### AIM OF THE EXERCISE
Retype the complete listing without any change.

### DATA FOR THIS EXERCISE
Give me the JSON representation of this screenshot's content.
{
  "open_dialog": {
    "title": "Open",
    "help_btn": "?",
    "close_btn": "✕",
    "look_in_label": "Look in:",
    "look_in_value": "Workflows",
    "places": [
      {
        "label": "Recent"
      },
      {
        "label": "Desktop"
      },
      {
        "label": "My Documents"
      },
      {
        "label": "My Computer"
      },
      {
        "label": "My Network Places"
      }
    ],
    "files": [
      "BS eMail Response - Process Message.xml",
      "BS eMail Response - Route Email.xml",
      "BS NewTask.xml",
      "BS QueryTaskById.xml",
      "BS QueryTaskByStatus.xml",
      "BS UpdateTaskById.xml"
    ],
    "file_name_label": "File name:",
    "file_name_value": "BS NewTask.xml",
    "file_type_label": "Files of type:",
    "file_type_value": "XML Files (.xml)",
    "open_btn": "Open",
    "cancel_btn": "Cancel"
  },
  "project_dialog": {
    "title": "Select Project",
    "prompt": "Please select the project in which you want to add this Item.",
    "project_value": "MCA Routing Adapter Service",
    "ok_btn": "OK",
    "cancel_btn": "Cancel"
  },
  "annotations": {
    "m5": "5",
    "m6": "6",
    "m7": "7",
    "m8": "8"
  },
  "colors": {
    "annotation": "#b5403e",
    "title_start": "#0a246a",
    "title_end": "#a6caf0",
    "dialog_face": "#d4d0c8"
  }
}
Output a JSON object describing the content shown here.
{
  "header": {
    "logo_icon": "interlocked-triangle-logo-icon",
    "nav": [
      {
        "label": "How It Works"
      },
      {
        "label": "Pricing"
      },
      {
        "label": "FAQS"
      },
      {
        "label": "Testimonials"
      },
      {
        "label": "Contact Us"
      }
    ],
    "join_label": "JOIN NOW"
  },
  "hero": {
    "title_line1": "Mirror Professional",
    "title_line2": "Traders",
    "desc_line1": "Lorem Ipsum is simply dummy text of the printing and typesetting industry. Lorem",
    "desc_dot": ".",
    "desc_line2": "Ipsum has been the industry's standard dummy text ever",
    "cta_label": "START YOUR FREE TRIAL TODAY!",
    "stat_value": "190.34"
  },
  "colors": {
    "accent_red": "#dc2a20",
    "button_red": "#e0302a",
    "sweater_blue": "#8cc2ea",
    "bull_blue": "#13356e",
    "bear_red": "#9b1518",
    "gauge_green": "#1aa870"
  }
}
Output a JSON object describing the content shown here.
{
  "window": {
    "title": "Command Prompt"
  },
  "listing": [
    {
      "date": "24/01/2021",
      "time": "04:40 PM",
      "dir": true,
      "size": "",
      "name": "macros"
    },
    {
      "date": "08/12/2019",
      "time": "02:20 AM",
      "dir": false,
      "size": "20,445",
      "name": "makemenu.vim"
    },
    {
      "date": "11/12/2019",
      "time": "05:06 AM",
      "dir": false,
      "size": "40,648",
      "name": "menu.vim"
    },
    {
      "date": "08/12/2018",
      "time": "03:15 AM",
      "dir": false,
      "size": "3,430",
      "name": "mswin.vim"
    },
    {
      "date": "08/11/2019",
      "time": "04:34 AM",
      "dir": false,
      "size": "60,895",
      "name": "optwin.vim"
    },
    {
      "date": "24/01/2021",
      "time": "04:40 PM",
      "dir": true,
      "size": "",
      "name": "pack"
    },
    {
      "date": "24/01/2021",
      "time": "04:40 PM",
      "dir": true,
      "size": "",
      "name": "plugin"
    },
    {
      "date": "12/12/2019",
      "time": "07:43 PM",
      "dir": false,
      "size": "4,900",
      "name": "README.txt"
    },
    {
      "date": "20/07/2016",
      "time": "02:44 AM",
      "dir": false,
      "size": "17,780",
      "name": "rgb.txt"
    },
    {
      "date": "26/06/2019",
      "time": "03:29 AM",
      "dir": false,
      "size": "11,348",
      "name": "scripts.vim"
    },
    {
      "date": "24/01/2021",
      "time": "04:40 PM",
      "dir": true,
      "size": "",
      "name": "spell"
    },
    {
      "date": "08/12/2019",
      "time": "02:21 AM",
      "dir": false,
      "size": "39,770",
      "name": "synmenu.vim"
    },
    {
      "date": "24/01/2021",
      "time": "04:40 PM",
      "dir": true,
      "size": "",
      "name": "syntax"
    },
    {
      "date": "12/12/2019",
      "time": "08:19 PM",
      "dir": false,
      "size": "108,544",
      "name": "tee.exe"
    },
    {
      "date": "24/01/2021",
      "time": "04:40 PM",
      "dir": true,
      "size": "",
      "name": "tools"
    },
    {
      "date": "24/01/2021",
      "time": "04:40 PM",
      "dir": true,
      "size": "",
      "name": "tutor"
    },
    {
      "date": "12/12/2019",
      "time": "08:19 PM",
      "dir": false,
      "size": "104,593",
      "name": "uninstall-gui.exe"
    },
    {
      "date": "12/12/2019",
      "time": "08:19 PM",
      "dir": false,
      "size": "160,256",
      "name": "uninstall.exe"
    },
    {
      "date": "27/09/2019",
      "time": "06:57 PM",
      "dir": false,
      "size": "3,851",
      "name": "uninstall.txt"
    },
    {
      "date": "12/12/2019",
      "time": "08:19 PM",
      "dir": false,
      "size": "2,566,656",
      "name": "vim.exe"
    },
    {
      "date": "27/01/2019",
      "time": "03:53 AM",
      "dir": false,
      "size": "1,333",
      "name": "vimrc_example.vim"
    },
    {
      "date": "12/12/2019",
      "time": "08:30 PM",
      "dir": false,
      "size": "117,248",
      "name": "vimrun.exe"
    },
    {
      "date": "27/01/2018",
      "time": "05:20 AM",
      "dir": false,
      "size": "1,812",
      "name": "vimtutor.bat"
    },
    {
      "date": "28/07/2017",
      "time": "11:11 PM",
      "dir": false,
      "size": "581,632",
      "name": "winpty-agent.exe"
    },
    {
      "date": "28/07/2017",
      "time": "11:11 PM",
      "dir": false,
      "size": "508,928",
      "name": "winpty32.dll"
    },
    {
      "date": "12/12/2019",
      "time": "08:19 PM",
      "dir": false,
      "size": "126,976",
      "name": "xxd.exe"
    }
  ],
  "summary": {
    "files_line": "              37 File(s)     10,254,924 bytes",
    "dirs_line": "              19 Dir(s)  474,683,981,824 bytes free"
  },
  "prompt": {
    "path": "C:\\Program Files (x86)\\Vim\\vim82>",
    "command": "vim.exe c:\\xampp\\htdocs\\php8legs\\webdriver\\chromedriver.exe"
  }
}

### ANSWER TO THE PROBLEM
Give me the JSON representation of this screenshot's content.
{
  "open_dialog": {
    "title": "Open",
    "help_btn": "?",
    "close_btn": "✕",
    "look_in_label": "Look in:",
    "look_in_value": "Workflows",
    "places": [
      {
        "label": "Recent"
      },
      {
        "label": "Desktop"
      },
      {
        "label": "My Documents"
      },
      {
        "label": "My Computer"
      },
      {
        "label": "My Network Places"
      }
    ],
    "files": [
      "BS eMail Response - Process Message.xml",
      "BS eMail Response - Route Email.xml",
      "BS NewTask.xml",
      "BS QueryTaskById.xml",
      "BS QueryTaskByStatus.xml",
      "BS UpdateTaskById.xml"
    ],
    "file_name_label": "File name:",
    "file_name_value": "BS NewTask.xml",
    "file_type_label": "Files of type:",
    "file_type_value": "XML Files (.xml)",
    "open_btn": "Open",
    "cancel_btn": "Cancel"
  },
  "project_dialog": {
    "title": "Select Project",
    "prompt": "Please select the project in which you want to add this Item.",
    "project_value": "MCA Routing Adapter Service",
    "ok_btn": "OK",
    "cancel_btn": "Cancel"
  },
  "annotations": {
    "m5": "5",
    "m6": "6",
    "m7": "7",
    "m8": "8"
  },
  "colors": {
    "annotation": "#b5403e",
    "title_start": "#0a246a",
    "title_end": "#a6caf0",
    "dialog_face": "#d4d0c8"
  }
}
Output a JSON object describing the content shown here.
{
  "header": {
    "logo_icon": "interlocked-triangle-logo-icon",
    "nav": [
      {
        "label": "How It Works"
      },
      {
        "label": "Pricing"
      },
      {
        "label": "FAQS"
      },
      {
        "label": "Testimonials"
      },
      {
        "label": "Contact Us"
      }
    ],
    "join_label": "JOIN NOW"
  },
  "hero": {
    "title_line1": "Mirror Professional",
    "title_line2": "Traders",
    "desc_line1": "Lorem Ipsum is simply dummy text of the printing and typesetting industry. Lorem",
    "desc_dot": ".",
    "desc_line2": "Ipsum has been the industry's standard dummy text ever",
    "cta_label": "START YOUR FREE TRIAL TODAY!",
    "stat_value": "190.34"
  },
  "colors": {
    "accent_red": "#dc2a20",
    "button_red": "#e0302a",
    "sweater_blue": "#8cc2ea",
    "bull_blue": "#13356e",
    "bear_red": "#9b1518",
    "gauge_green": "#1aa870"
  }
}
Output a JSON object describing the content shown here.
{
  "window": {
    "title": "Command Prompt"
  },
  "listing": [
    {
      "date": "24/01/2021",
      "time": "04:40 PM",
      "dir": true,
      "size": "",
      "name": "macros"
    },
    {
      "date": "08/12/2019",
      "time": "02:20 AM",
      "dir": false,
      "size": "20,445",
      "name": "makemenu.vim"
    },
    {
      "date": "11/12/2019",
      "time": "05:06 AM",
      "dir": false,
      "size": "40,648",
      "name": "menu.vim"
    },
    {
      "date": "08/12/2018",
      "time": "03:15 AM",
      "dir": false,
      "size": "3,430",
      "name": "mswin.vim"
    },
    {
      "date": "08/11/2019",
      "time": "04:34 AM",
      "dir": false,
      "size": "60,895",
      "name": "optwin.vim"
    },
    {
      "date": "24/01/2021",
      "time": "04:40 PM",
      "dir": true,
      "size": "",
      "name": "pack"
    },
    {
      "date": "24/01/2021",
      "time": "04:40 PM",
      "dir": true,
      "size": "",
      "name": "plugin"
    },
    {
      "date": "12/12/2019",
      "time": "07:43 PM",
      "dir": false,
      "size": "4,900",
      "name": "README.txt"
    },
    {
      "date": "20/07/2016",
      "time": "02:44 AM",
      "dir": false,
      "size": "17,780",
      "name": "rgb.txt"
    },
    {
      "date": "26/06/2019",
      "time": "03:29 AM",
      "dir": false,
      "size": "11,348",
      "name": "scripts.vim"
    },
    {
      "date": "24/01/2021",
      "time": "04:40 PM",
      "dir": true,
      "size": "",
      "name": "spell"
    },
    {
      "date": "08/12/2019",
      "time": "02:21 AM",
      "dir": false,
      "size": "39,770",
      "name": "synmenu.vim"
    },
    {
      "date": "24/01/2021",
      "time": "04:40 PM",
      "dir": true,
      "size": "",
      "name": "syntax"
    },
    {
      "date": "12/12/2019",
      "time": "08:19 PM",
      "dir": false,
      "size": "108,544",
      "name": "tee.exe"
    },
    {
      "date": "24/01/2021",
      "time": "04:40 PM",
      "dir": true,
      "size": "",
      "name": "tools"
    },
    {
      "date": "24/01/2021",
      "time": "04:40 PM",
      "dir": true,
      "size": "",
      "name": "tutor"
    },
    {
      "date": "12/12/2019",
      "time": "08:19 PM",
      "dir": false,
      "size": "104,593",
      "name": "uninstall-gui.exe"
    },
    {
      "date": "12/12/2019",
      "time": "08:19 PM",
      "dir": false,
      "size": "160,256",
      "name": "uninstall.exe"
    },
    {
      "date": "27/09/2019",
      "time": "06:57 PM",
      "dir": false,
      "size": "3,851",
      "name": "uninstall.txt"
    },
    {
      "date": "12/12/2019",
      "time": "08:19 PM",
      "dir": false,
      "size": "2,566,656",
      "name": "vim.exe"
    },
    {
      "date": "27/01/2019",
      "time": "03:53 AM",
      "dir": false,
      "size": "1,333",
      "name": "vimrc_example.vim"
    },
    {
      "date": "12/12/2019",
      "time": "08:30 PM",
      "dir": false,
      "size": "117,248",
      "name": "vimrun.exe"
    },
    {
      "date": "27/01/2018",
      "time": "05:20 AM",
      "dir": false,
      "size": "1,812",
      "name": "vimtutor.bat"
    },
    {
      "date": "28/07/2017",
      "time": "11:11 PM",
      "dir": false,
      "size": "581,632",
      "name": "winpty-agent.exe"
    },
    {
      "date": "28/07/2017",
      "time": "11:11 PM",
      "dir": false,
      "size": "508,928",
      "name": "winpty32.dll"
    },
    {
      "date": "12/12/2019",
      "time": "08:19 PM",
      "dir": false,
      "size": "126,976",
      "name": "xxd.exe"
    }
  ],
  "summary": {
    "files_line": "              37 File(s)     10,254,924 bytes",
    "dirs_line": "              19 Dir(s)  474,683,981,824 bytes free"
  },
  "prompt": {
    "path": "C:\\Program Files (x86)\\Vim\\vim82>",
    "command": "vim.exe c:\\xampp\\htdocs\\php8legs\\webdriver\\chromedriver.exe"
  }
}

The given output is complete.